I’ve written before about the tens of thousands of Venezuelans who crossed the border into Colombia with suitcases in tow in order to stock up on groceries. Today CNN Money has a report on an even more extreme case of TP tourism. Some middle class Venezuelans are flying to the U.S. to visit family and then returning home with luggage packed full of food:

Carmen Mendoza came to New York to visit her daughter Anabella — and also to buy toilet paper, soap, toothpaste, beans, corn flour, tuna fish, mayonnaise and aspirin.

Mendoza has spent the past month in New York with her daughter and realizes she’s lost a sense of what normalcy means. In Venezuela, she lived without toilet paper for a month in July, using paper napkins instead…

She isn’t alone. About half a million Venezuelans visited the United States last year. Increasingly, Venezuelans living in the U.S. say their friends and family who can afford it are coming to America to buy basics.

“It’s just a testament to how badly the country is being managed,” says Beatriz Ramos, a Venezuelan tech entrepreneur, who lives in New York. Ramos has hosted six friends from Venezuela this year: “It’s been steadily getting worse and worse and worse.”

The story points out that even getting to America from Venezuela is becoming very difficult. Many airlines have stopped offering flights to Venezuela after the country refused to pay them using a realistic exchange rate. Now airlines flying to the U.S. simply refuse to take bolivars at all. Add to that the triple-digit inflation and getting to America is extremely difficult for most Venezuelans.

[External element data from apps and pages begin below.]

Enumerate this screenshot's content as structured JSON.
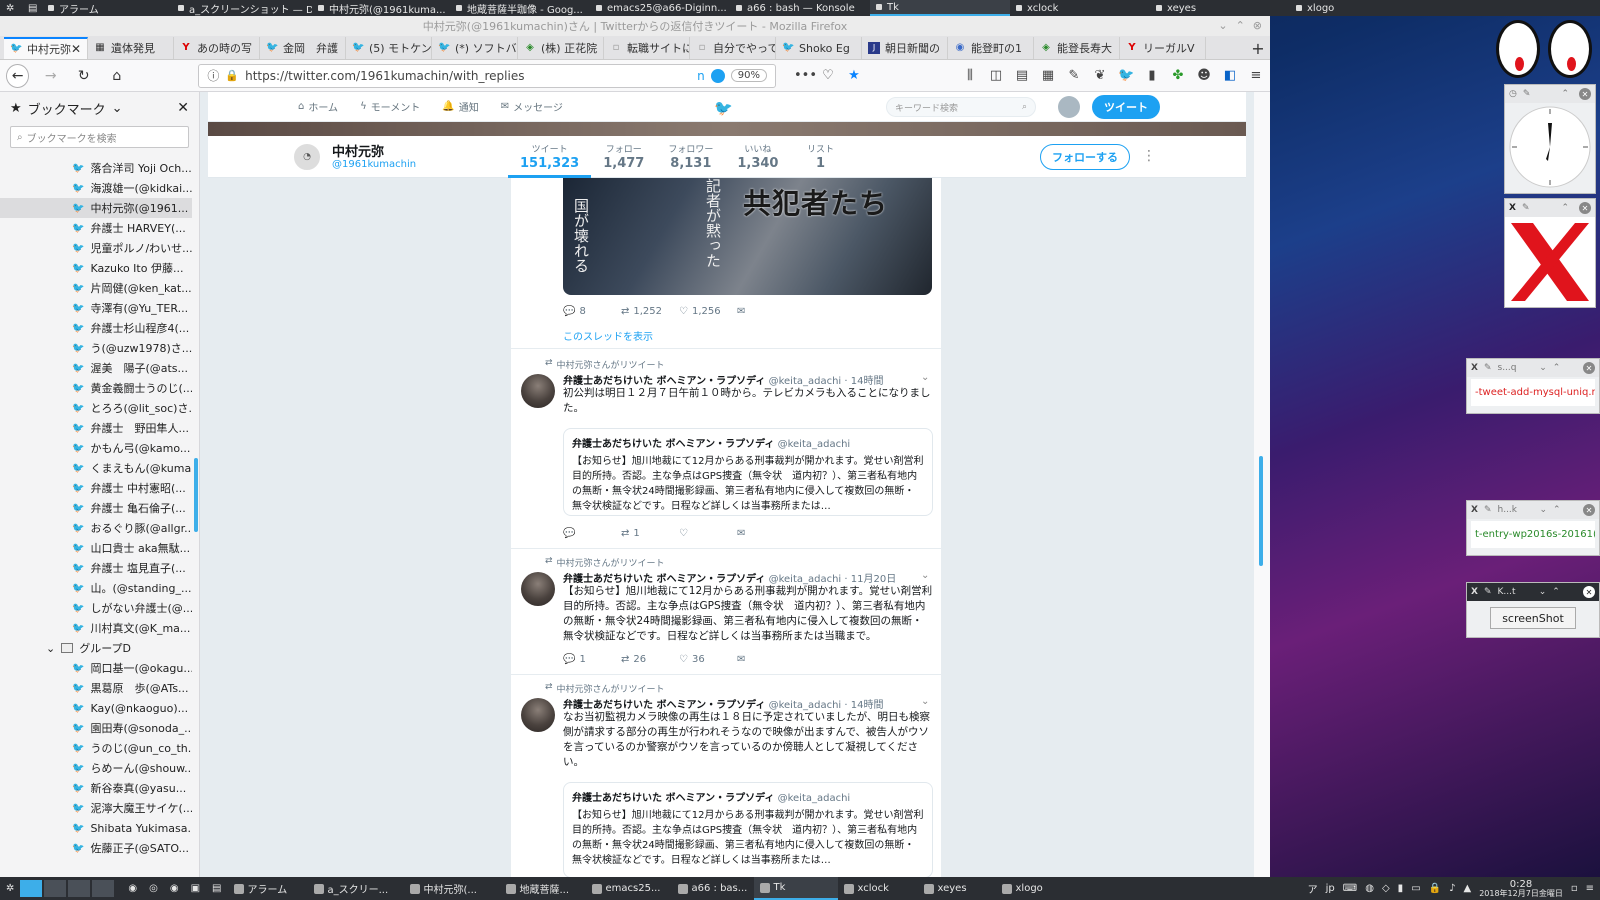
{
  "desktop_topbar": {
    "items": [
      {
        "label": "アラーム"
      },
      {
        "label": "a_スクリーンショット — D..."
      },
      {
        "label": "中村元弥(@1961kuma..."
      },
      {
        "label": "地蔵菩薩半跏像 - Goog..."
      },
      {
        "label": "emacs25@a66-Diginn..."
      },
      {
        "label": "a66 : bash — Konsole"
      },
      {
        "label": "Tk"
      },
      {
        "label": "xclock"
      },
      {
        "label": "xeyes"
      },
      {
        "label": "xlogo"
      }
    ]
  },
  "window": {
    "title": "中村元弥(@1961kumachin)さん | Twitterからの返信付きツイート - Mozilla Firefox"
  },
  "browser_tabs": [
    {
      "label": "中村元弥",
      "icon": "twitter-icon",
      "active": true
    },
    {
      "label": "遺体発見",
      "icon": "page-icon"
    },
    {
      "label": "あの時の写",
      "icon": "yahoo-icon"
    },
    {
      "label": "金岡　弁護",
      "icon": "twitter-icon"
    },
    {
      "label": "(5) モトケン",
      "icon": "twitter-icon"
    },
    {
      "label": "(*) ソフトバ",
      "icon": "twitter-icon"
    },
    {
      "label": "(株) 正花院",
      "icon": "maps-icon"
    },
    {
      "label": "転職サイトにお",
      "icon": "page-icon"
    },
    {
      "label": "自分でやってみ",
      "icon": "page-icon"
    },
    {
      "label": "Shoko Eg",
      "icon": "twitter-icon"
    },
    {
      "label": "朝日新聞の",
      "icon": "news-icon"
    },
    {
      "label": "能登町の1",
      "icon": "page-icon"
    },
    {
      "label": "能登長寿大",
      "icon": "maps-icon"
    },
    {
      "label": "リーガルV",
      "icon": "yahoo-icon"
    }
  ],
  "navbar": {
    "url": "https://twitter.com/1961kumachin/with_replies",
    "zoom": "90%",
    "n_label": "n"
  },
  "sidebar": {
    "title": "ブックマーク",
    "search_placeholder": "ブックマークを検索",
    "items": [
      {
        "label": "落合洋司 Yoji Och..."
      },
      {
        "label": "海渡雄一(@kidkai..."
      },
      {
        "label": "中村元弥(@1961...",
        "selected": true
      },
      {
        "label": "弁護士 HARVEY(..."
      },
      {
        "label": "児童ポルノ/わいせ..."
      },
      {
        "label": "Kazuko Ito 伊藤..."
      },
      {
        "label": "片岡健(@ken_kat..."
      },
      {
        "label": "寺澤有(@Yu_TER..."
      },
      {
        "label": "弁護士杉山程彦4(..."
      },
      {
        "label": "う(@uzw1978)さ..."
      },
      {
        "label": "渥美　陽子(@ats..."
      },
      {
        "label": "黄金義闘士うのじ(..."
      },
      {
        "label": "とろろ(@lit_soc)さ..."
      },
      {
        "label": "弁護士　野田隼人..."
      },
      {
        "label": "かもん弓(@kamo..."
      },
      {
        "label": "くまえもん(@kuma..."
      },
      {
        "label": "弁護士 中村憲昭(..."
      },
      {
        "label": "弁護士 亀石倫子(..."
      },
      {
        "label": "おるぐり豚(@allgr..."
      },
      {
        "label": "山口貴士 aka無駄..."
      },
      {
        "label": "弁護士 塩見直子(..."
      },
      {
        "label": "山。(@standing_..."
      },
      {
        "label": "しがない弁護士(@..."
      },
      {
        "label": "川村真文(@K_ma..."
      }
    ],
    "folder": "グループD",
    "folder_items": [
      {
        "label": "岡口基一(@okagu..."
      },
      {
        "label": "黒葛原　歩(@ATs..."
      },
      {
        "label": "Kay(@nkaoguo)..."
      },
      {
        "label": "園田寿(@sonoda_..."
      },
      {
        "label": "うのじ(@un_co_th..."
      },
      {
        "label": "らめーん(@shouw..."
      },
      {
        "label": "新谷泰真(@yasu..."
      },
      {
        "label": "泥濘大魔王サイケ(..."
      },
      {
        "label": "Shibata Yukimasa..."
      },
      {
        "label": "佐藤正子(@SATO..."
      }
    ]
  },
  "twitter_nav": {
    "home": "ホーム",
    "moments": "モーメント",
    "notifications": "通知",
    "messages": "メッセージ",
    "search_placeholder": "キーワード検索",
    "tweet_button": "ツイート"
  },
  "profile": {
    "name": "中村元弥",
    "handle": "@1961kumachin",
    "stats": [
      {
        "label": "ツイート",
        "value": "151,323",
        "active": true
      },
      {
        "label": "フォロー",
        "value": "1,477"
      },
      {
        "label": "フォロワー",
        "value": "8,131"
      },
      {
        "label": "いいね",
        "value": "1,340"
      },
      {
        "label": "リスト",
        "value": "1"
      }
    ],
    "follow_button": "フォローする"
  },
  "tweets": [
    {
      "image_title": "共犯者たち",
      "image_text_1": "国が壊れる",
      "image_text_2": "記者が黙った",
      "replies": "8",
      "retweets": "1,252",
      "likes": "1,256",
      "show_thread": "このスレッドを表示"
    },
    {
      "retweeted_by": "中村元弥さんがリツイート",
      "author": "弁護士あだちけいた ボヘミアン・ラプソディ",
      "handle": "@keita_adachi",
      "time": "· 14時間",
      "text": "初公判は明日１２月７日午前１０時から。テレビカメラも入ることになりました。",
      "quote_author": "弁護士あだちけいた ボヘミアン・ラプソディ",
      "quote_handle": "@keita_adachi",
      "quote_text": "【お知らせ】旭川地裁にて12月からある刑事裁判が開かれます。覚せい剤営利目的所持。否認。主な争点はGPS捜査（無令状　道内初？）、第三者私有地内の無断・無令状24時間撮影録画、第三者私有地内に侵入して複数回の無断・無令状検証などです。日程など詳しくは当事務所または…",
      "replies": "",
      "retweets": "1",
      "likes": ""
    },
    {
      "retweeted_by": "中村元弥さんがリツイート",
      "author": "弁護士あだちけいた ボヘミアン・ラプソディ",
      "handle": "@keita_adachi",
      "time": "· 11月20日",
      "text": "【お知らせ】旭川地裁にて12月からある刑事裁判が開かれます。覚せい剤営利目的所持。否認。主な争点はGPS捜査（無令状　道内初？）、第三者私有地内の無断・無令状24時間撮影録画、第三者私有地内に侵入して複数回の無断・無令状検証などです。日程など詳しくは当事務所または当職まで。",
      "replies": "1",
      "retweets": "26",
      "likes": "36"
    },
    {
      "retweeted_by": "中村元弥さんがリツイート",
      "author": "弁護士あだちけいた ボヘミアン・ラプソディ",
      "handle": "@keita_adachi",
      "time": "· 14時間",
      "text": "なお当初監視カメラ映像の再生は１８日に予定されていましたが、明日も検察側が請求する部分の再生が行われそうなので映像が出ますんで、被告人がウソを言っているのか警察がウソを言っているのか傍聴人として凝視してください。",
      "quote_author": "弁護士あだちけいた ボヘミアン・ラプソディ",
      "quote_handle": "@keita_adachi",
      "quote_text": "【お知らせ】旭川地裁にて12月からある刑事裁判が開かれます。覚せい剤営利目的所持。否認。主な争点はGPS捜査（無令状　道内初？）、第三者私有地内の無断・無令状24時間撮影録画、第三者私有地内に侵入して複数回の無断・無令状検証などです。日程など詳しくは当事務所または…"
    }
  ],
  "right_panels": {
    "p1_title": "s...q",
    "p1_text": "-tweet-add-mysql-uniq.rb",
    "p2_title": "h...k",
    "p2_text": "t-entry-wp2016s-20161(",
    "p3_title": "K...t",
    "p3_button": "screenShot"
  },
  "taskbar": {
    "items": [
      {
        "label": "アラーム"
      },
      {
        "label": "a_スクリー..."
      },
      {
        "label": "中村元弥(..."
      },
      {
        "label": "地蔵菩薩..."
      },
      {
        "label": "emacs25..."
      },
      {
        "label": "a66 : bas..."
      },
      {
        "label": "Tk"
      },
      {
        "label": "xclock"
      },
      {
        "label": "xeyes"
      },
      {
        "label": "xlogo"
      }
    ],
    "lang": "jp",
    "time": "0:28",
    "date": "2018年12月7日金曜日"
  },
  "colors": {
    "accent": "#1da1f2",
    "kde_accent": "#3daee9",
    "xlogo_red": "#e0141c"
  }
}
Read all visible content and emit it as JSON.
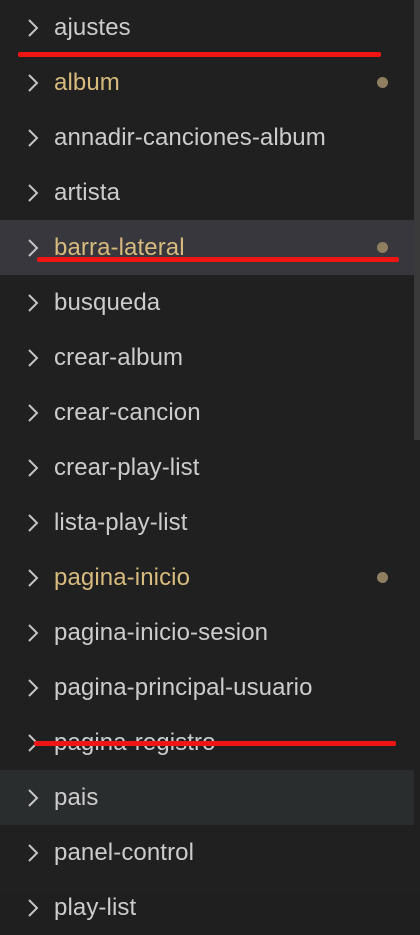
{
  "explorer": {
    "items": [
      {
        "label": "ajustes",
        "modified": false
      },
      {
        "label": "album",
        "modified": true
      },
      {
        "label": "annadir-canciones-album",
        "modified": false
      },
      {
        "label": "artista",
        "modified": false
      },
      {
        "label": "barra-lateral",
        "modified": true
      },
      {
        "label": "busqueda",
        "modified": false
      },
      {
        "label": "crear-album",
        "modified": false
      },
      {
        "label": "crear-cancion",
        "modified": false
      },
      {
        "label": "crear-play-list",
        "modified": false
      },
      {
        "label": "lista-play-list",
        "modified": false
      },
      {
        "label": "pagina-inicio",
        "modified": true
      },
      {
        "label": "pagina-inicio-sesion",
        "modified": false
      },
      {
        "label": "pagina-principal-usuario",
        "modified": false
      },
      {
        "label": "pagina-registro",
        "modified": false
      },
      {
        "label": "pais",
        "modified": false
      },
      {
        "label": "panel-control",
        "modified": false
      },
      {
        "label": "play-list",
        "modified": false
      }
    ],
    "chevron_icon": "chevron-right-icon",
    "colors": {
      "text": "#cccccc",
      "modified_text": "#d7ba7d",
      "modified_dot": "#8f7f60",
      "annotation_underline": "#ef1515",
      "background": "#202020",
      "selected_row": "#37373d",
      "hover_row": "#2a2d2e"
    }
  }
}
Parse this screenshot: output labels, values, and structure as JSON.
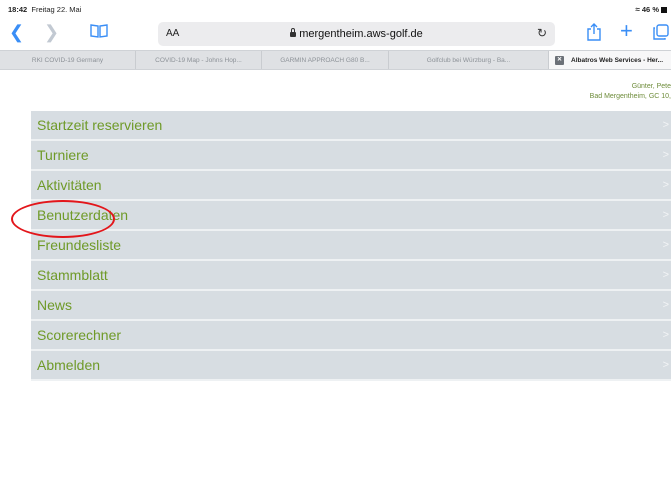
{
  "status_bar": {
    "time": "18:42",
    "date": "Freitag 22. Mai",
    "battery": "46 %"
  },
  "toolbar": {
    "text_size": "AA",
    "url": "mergentheim.aws-golf.de"
  },
  "tabs": [
    {
      "label": "RKI COVID-19 Germany",
      "active": false
    },
    {
      "label": "COVID-19 Map - Johns Hop...",
      "active": false
    },
    {
      "label": "GARMIN APPROACH G80 B...",
      "active": false
    },
    {
      "label": "Golfclub bei Würzburg - Ba...",
      "active": false
    },
    {
      "label": "Albatros Web Services - Her...",
      "active": true
    }
  ],
  "user": {
    "name": "Günter, Pete",
    "club": "Bad Mergentheim, GC   10,"
  },
  "menu": [
    {
      "label": "Startzeit reservieren"
    },
    {
      "label": "Turniere"
    },
    {
      "label": "Aktivitäten"
    },
    {
      "label": "Benutzerdaten"
    },
    {
      "label": "Freundesliste"
    },
    {
      "label": "Stammblatt"
    },
    {
      "label": "News"
    },
    {
      "label": "Scorerechner"
    },
    {
      "label": "Abmelden"
    }
  ],
  "colors": {
    "menu_text": "#6f9a28",
    "menu_bg": "#d7dde2",
    "accent": "#3a8ef6",
    "annotation": "#e3161b"
  },
  "chevron": ">"
}
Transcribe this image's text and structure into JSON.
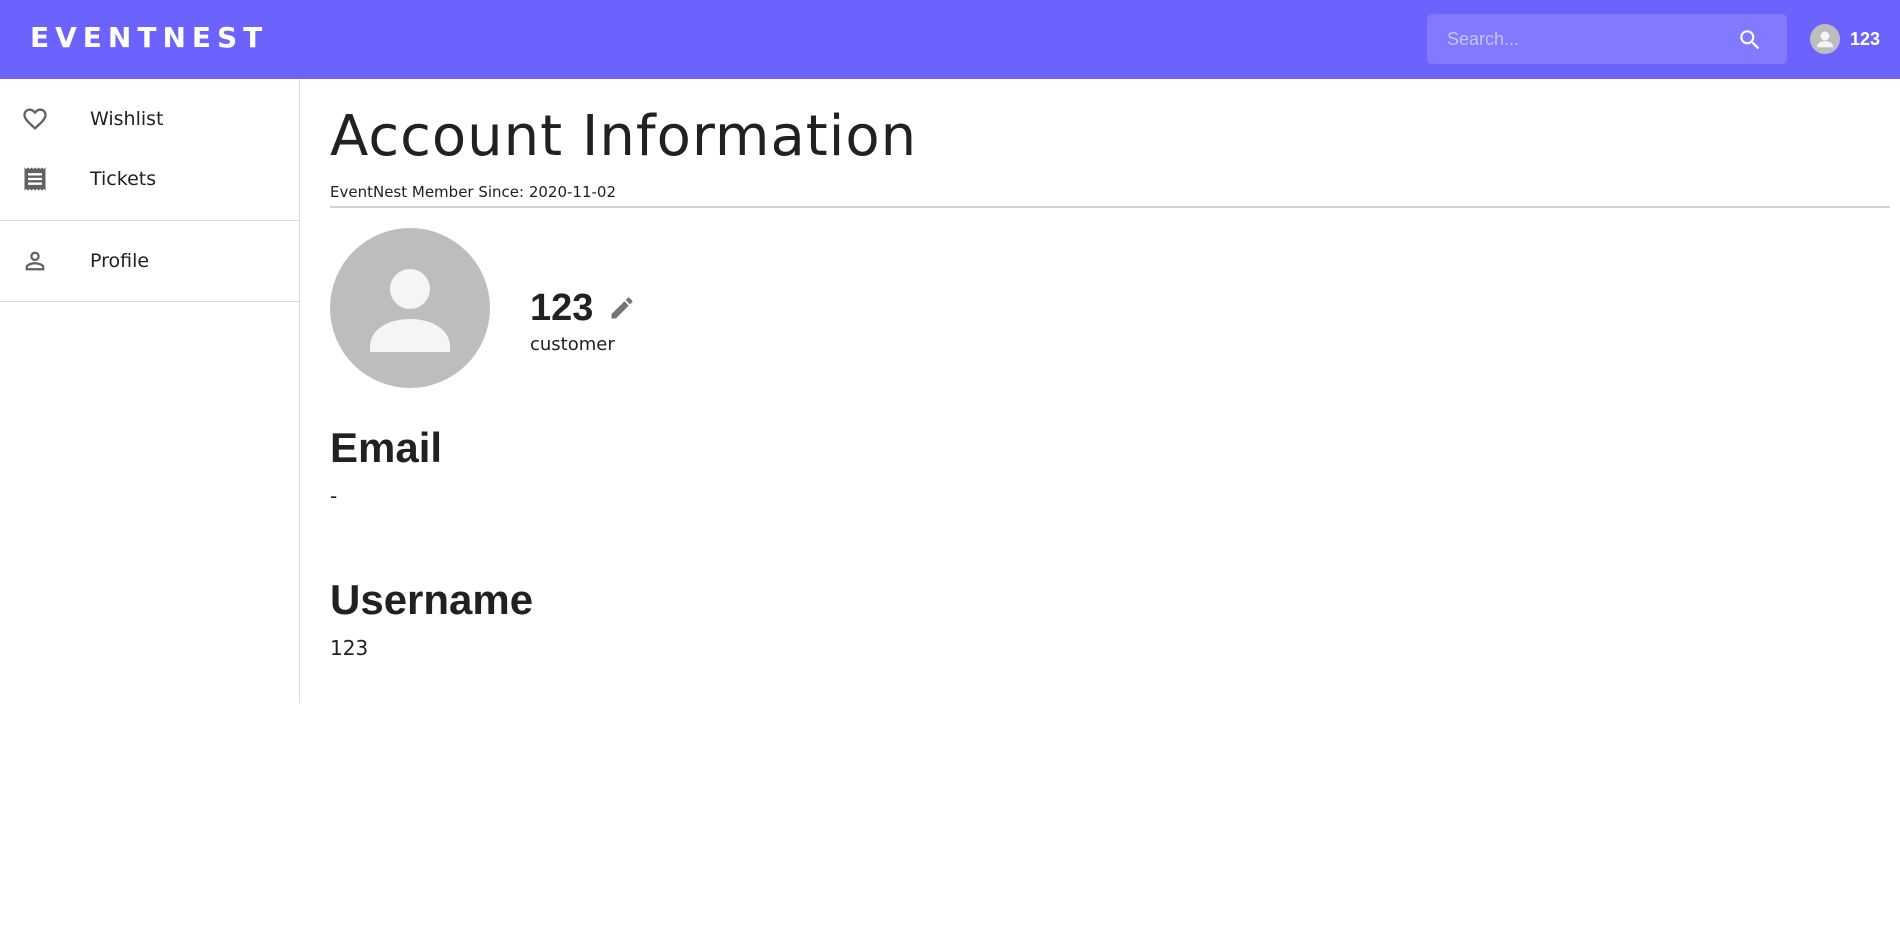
{
  "header": {
    "brand": "EVENTNEST",
    "search_placeholder": "Search...",
    "user_name": "123"
  },
  "sidebar": {
    "items": [
      {
        "label": "Wishlist",
        "icon": "heart-icon"
      },
      {
        "label": "Tickets",
        "icon": "receipt-icon"
      },
      {
        "label": "Profile",
        "icon": "person-icon"
      }
    ]
  },
  "main": {
    "title": "Account Information",
    "member_since": "EventNest Member Since: 2020-11-02",
    "display_name": "123",
    "role": "customer",
    "email_label": "Email",
    "email_value": "-",
    "username_label": "Username",
    "username_value": "123"
  },
  "colors": {
    "brand": "#6c63ff",
    "avatar_bg": "#bdbdbd",
    "text": "#212121"
  }
}
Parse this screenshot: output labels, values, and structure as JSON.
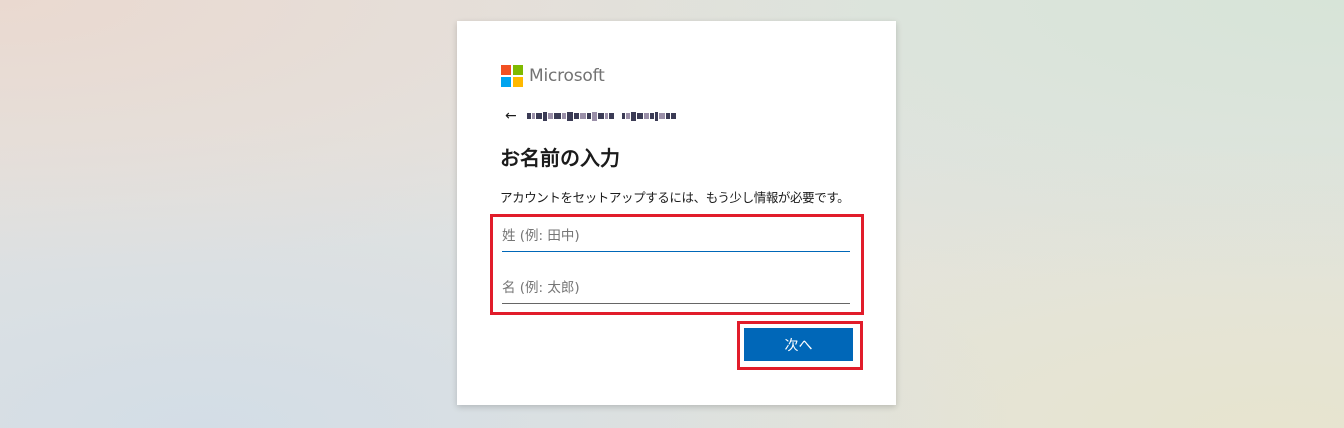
{
  "brand": {
    "name": "Microsoft",
    "logo_icon": "microsoft-logo-icon",
    "logo_colors": [
      "#f25022",
      "#7fba00",
      "#00a4ef",
      "#ffb900"
    ]
  },
  "identity": {
    "back_icon": "←",
    "email_masked": true
  },
  "page": {
    "title": "お名前の入力",
    "description": "アカウントをセットアップするには、もう少し情報が必要です。"
  },
  "form": {
    "last_name": {
      "placeholder": "姓 (例: 田中)",
      "value": ""
    },
    "first_name": {
      "placeholder": "名 (例: 太郎)",
      "value": ""
    }
  },
  "actions": {
    "next_label": "次へ"
  },
  "colors": {
    "accent": "#0067b8",
    "highlight": "#e11c2a"
  }
}
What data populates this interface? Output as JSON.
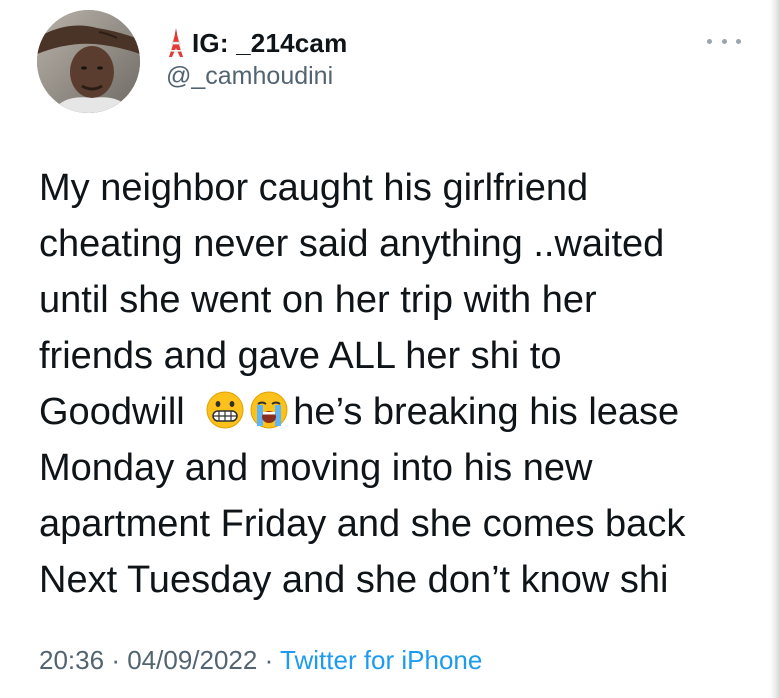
{
  "author": {
    "display_name": "IG: _214cam",
    "handle": "@_camhoudini",
    "name_icon": "tokyo-tower-icon",
    "avatar": "profile-photo"
  },
  "tweet": {
    "lines": [
      "My neighbor caught his girlfriend",
      "cheating never said anything ..waited",
      "until she went on her trip with her",
      "friends and gave ALL her shi to",
      "Goodwill",
      "he’s breaking his lease",
      "Monday and moving into his new",
      "apartment Friday and she comes back",
      "Next Tuesday and she don’t know shi"
    ],
    "emojis": [
      "grimacing-face-emoji",
      "loudly-crying-face-emoji"
    ]
  },
  "meta": {
    "time": "20:36",
    "separator": "·",
    "date": "04/09/2022",
    "source": "Twitter for iPhone"
  },
  "menu": {
    "icon": "more-options-icon"
  }
}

The question I have about this is the same one I had when I wrote about people cashing out their savings to buy food in Colombia: Why do they go back? There really isn’t much cause to hope things are going to improve in Venezuela. It’s being run as a socialist dictatorship at this point. Even if President Maduro is somehow ousted next year his party will remain in power and the big picture will not change. Except that the same problems will likely get much worse. What good does it do to use all the resources you have for one shopping trip abroad if you know the food will last a month but the problems are likely to last years? It must be a horrible thing to consider abandoning your home and everything you know, but it’s better than trying to survive on the Maduro diet.